Material Discrimination X-Ray is a sophisticated inspection technology that can recognise food contaminants based on their chemical composition and density, offering many advantages over traditional X-Ray technology.
Conventional X-Ray technology – the kind you see in hospitals and often in security – has been letting us see through solid objects for close to 120 years.
In the food industry, manufacturers rely on the technology to quickly and easily inspect food products for a wide range of dense foreign bodies like metal, glass and calcified bone. This has allowed these manufacturers far better protection for their consumers, their brand and reduced the risk of costly food recalls.
At the most basic level, an X-Ray machine fires electromagnetic radiation at solid objects and the rays that can pass all the way through are picked up by sensors on the other side. The denser objects are, the fewer X-Rays pass through. The resulting image shows differences in density as contrast: like the bright, white bones you see against the darker backgrounds in medical X-Rays.
It’s a reasonably simple – and therefore reliable – technology that can clearly show dense objects inside less dense objects or materials, but it does have some crucial limitations. These traditional X-Ray limitations include:
- Foreign objects that are not much denser than other objects (like the object or material they’re in or even close to) are hard to pick out.
- Different objects or materials that are similar densities are hard to distinguish.
- More waves will be absorbed by thicker objects, as well as denser ones. Similarly, dense objects that are very thin will appear to be less dense than they actually are.
When it comes to food inspection, these limitations mean that conventional X-Ray technology is not able to detect contaminants such as flat glass, glass shards smaller than 2mm in diameter, rocks and low-density rubbers and plastics; and especially in food products that have a complex range of density levels themselves.
In the security industry, another major and potentially high-stakes application of X-Ray technology, these limitations could result in being unable to spot a weapon behind a laptop or iPad, or being unable to distinguish between a bag of flour and a bag of drugs – or even plastic explosives.
It’s within these high-stakes environments (it’s important to note that detecting contaminants in food is also important to protecting customers’ safety) that a high-tech solution that could detect a wider range of materials more easily was developed.

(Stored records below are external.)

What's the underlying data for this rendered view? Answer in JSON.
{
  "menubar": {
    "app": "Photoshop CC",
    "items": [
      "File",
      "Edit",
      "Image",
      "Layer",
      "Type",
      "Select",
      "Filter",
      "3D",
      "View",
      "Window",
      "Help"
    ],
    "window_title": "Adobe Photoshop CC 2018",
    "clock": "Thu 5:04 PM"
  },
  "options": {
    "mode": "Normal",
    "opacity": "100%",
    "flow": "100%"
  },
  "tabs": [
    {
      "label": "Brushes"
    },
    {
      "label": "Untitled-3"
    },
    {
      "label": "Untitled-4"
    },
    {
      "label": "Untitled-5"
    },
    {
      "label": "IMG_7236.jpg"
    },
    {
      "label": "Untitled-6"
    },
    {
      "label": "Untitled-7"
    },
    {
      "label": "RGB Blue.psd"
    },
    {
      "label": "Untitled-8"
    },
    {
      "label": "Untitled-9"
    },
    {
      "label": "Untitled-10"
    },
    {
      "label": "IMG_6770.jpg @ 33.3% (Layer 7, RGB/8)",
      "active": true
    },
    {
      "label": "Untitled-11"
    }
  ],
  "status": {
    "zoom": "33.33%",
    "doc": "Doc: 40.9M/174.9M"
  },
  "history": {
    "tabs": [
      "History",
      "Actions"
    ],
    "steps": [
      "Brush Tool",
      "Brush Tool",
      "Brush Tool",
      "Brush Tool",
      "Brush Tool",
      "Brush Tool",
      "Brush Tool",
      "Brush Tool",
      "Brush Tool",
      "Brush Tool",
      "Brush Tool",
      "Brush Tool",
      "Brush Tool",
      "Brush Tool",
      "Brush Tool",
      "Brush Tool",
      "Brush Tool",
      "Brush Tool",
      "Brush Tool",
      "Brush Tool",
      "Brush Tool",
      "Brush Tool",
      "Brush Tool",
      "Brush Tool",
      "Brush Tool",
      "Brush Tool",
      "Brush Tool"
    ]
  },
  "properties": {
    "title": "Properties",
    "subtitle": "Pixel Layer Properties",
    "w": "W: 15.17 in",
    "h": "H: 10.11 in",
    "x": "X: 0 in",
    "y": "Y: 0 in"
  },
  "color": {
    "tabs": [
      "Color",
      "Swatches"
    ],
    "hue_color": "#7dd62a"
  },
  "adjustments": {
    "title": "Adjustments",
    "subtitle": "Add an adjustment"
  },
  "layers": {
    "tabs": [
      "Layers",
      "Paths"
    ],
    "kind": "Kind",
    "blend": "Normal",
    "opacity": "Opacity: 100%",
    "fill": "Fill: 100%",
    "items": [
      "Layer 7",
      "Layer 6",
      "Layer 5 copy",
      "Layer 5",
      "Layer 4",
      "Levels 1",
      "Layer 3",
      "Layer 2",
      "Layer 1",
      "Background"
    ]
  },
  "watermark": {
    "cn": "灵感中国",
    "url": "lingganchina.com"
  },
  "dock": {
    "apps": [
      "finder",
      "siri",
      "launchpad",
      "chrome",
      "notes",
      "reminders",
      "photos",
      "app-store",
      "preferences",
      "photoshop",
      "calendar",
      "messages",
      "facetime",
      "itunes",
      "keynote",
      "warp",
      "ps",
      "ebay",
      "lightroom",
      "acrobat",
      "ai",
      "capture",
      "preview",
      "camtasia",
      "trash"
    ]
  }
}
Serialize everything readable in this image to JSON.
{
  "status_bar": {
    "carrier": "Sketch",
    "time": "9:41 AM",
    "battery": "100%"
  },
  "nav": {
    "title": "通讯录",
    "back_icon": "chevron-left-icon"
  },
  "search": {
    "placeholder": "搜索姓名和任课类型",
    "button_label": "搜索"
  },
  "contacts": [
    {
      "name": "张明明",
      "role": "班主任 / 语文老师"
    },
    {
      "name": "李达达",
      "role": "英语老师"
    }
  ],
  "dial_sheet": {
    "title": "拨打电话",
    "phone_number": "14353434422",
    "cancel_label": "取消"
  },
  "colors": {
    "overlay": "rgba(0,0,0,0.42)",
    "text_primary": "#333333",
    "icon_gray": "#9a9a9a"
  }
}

Material Discrimination X-Ray, or MDX, is an enhanced form of X-Ray technology that uses waves from two different energy spectrums to be able to differentiate between different materials on not just their densities, but their chemical compositions as well.
By looking at composition and density, MDX technology can detect a much wider range of contaminants, including foreign bodies that are much smaller, much thinner or less dense than those that would be picked up by a conventional X-Ray. MDX technology can even be used to detect foreign contaminants in a food that’s the same size, shape and density as the contaminants.
Eagle PI’s MDX systems use Easy MAT software, which improves the inspection process even further. The software is able to learn the chemical compositions of food products and automatically detect anything that doesn’t match those values, regardless of how many different densities and sizes are represented in the food’s ingredients or even the way they’re packaged.
The ability to recognise different packaging materials, in addition to being able to accurately “see through” more materials such as fold-out cardboard sandwich packaging and corrugated card encasements means greater flexibility for manufacturers to package and market their products the way they want.
Making the detection of a much wider range of foreign bodies (previously unseen by X-Ray) much easier and quicker and providing manufacturers with better product flexibility aren’t the only advantages of the superior MDX technology. Eagle’s MDX systems, when used with their Easy MAT software, also removes over-dependence on human readers and the risk of human error that goes with it.
MDX technology enhances traditional X-Ray inspection, providing food processors with unprecedented contaminant detection capabilities.
For more information on how Eagle PI’s MDX technology can help avoid product recalls, protect your brand and the welfare of your customers, please see our Eagle X-Ray dual energy (MDX) technology product page or contact us for a quote today.